Video

Video US Defense Officials Plan for Long-Term Strategy to Contain Islamic State

U.S. defense officials say American air strikes in Iraq have helped deter Islamic State militants for the time being, but that a broad international effort is needed to defeat the extremists permanently. Defense Secretary Chuck Hagel warned Thursday that the group formerly known as the Islamic State in Iraq and the Levant, or ISIL, is better organized, and financially and militarily stronger than any other known terrorist group. Zlatica Hoke has more.
Video

Video Drug-Resistant Malaria Spreads in Southeast Asia

On Thailand’s border with Myanmar, also known as Burma, a malaria research and treatment clinic is stepping up efforts to eliminate a drug-resistant form of the parasite - before it spreads abroad. Steve Sandford reports from Mae Sot, Thailand.
Video

Video Gaza Conflict, Hamas Popularity Challenge Abbas

The Palestinian unity government of Mahmoud Abbas has failed to convince Hamas to agree to Egyptian-negotiated terms with Israel on a Gaza cease-fire. VOA State Department Correspondent Scott Stearns reports on what the Gaza conflict means for President Abbas, with whom U.S. officials have worked for years on a two-state solution to the Israeli-Palestinian conflict.
Video

Video Nigeria's 'Nollywood' Movie Industry Rolls in High Gear

Twenty years after its birth in a video shop in Lagos, Nigeria's "Nollywood" is one of the most prolific film industries on earth. Despite low budgets and whirlwind production schedules, Nigerian films are wildly popular in Africa and industry professionals say they hope, in the future, their films will be as great in quality as they are in quantity.
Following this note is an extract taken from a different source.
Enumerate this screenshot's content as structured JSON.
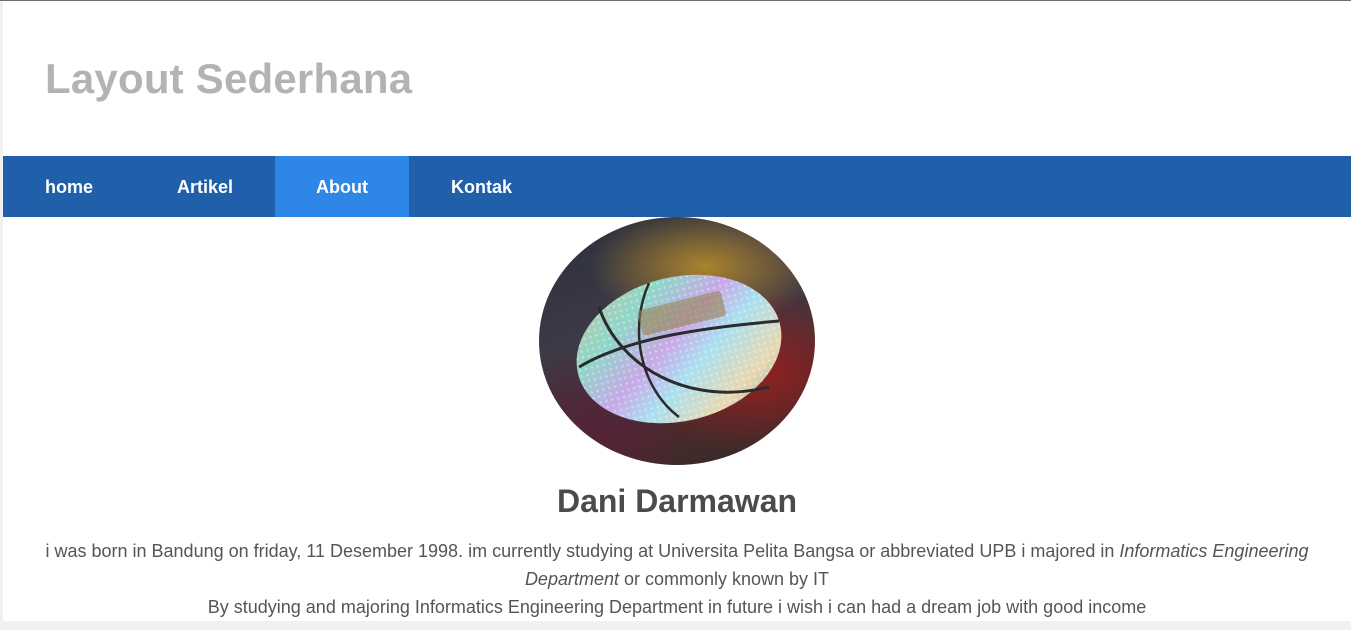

Heather Murdock has more for VOA from Lagos.
Video

Video UN Launches 'Biggest Aid Operation in 30 Years' in Iraq

The United Nations has launched what it describes as one of the biggest aid operations in 30 years in northern Iraq, as hundreds of thousands of refugees flee the extremist Sunni militant group calling itself the Islamic State. As Kurdish and Iraqi forces battle the Sunni insurgents, the fighting has forced more people to flee their homes. Kurdish authorities say the international community must act now to avert a humanitarian catastrophe. Henry Ridgwell reports for VOA from London.
Video

Video Cambodian American Hip Hop Artist Sings of Personal Struggles

A growing underground movement of Cambodian American hip hop artists is rapping about the struggles of living in urban America. Most, if not all of them, are refugees or children of refugees who came to the United States from Cambodia to escape the Khmer Rouge genocide of the 1970s. Through their music, the artists hope to give voice to immigrants who have been struggling quietly for years. Elizabeth Lee reports from Long Beach, California.
Video

Video African Media Tries to Educate Public About Ebola

While the Ebola epidemic continues to claim lives in West Africa, information technology specialists, together with radio and TV reporters, are battling misinformation and prejudice about the disease - using social media to educate the public about the deadly virus. VOA’s George Putic has more.

AppleAndroid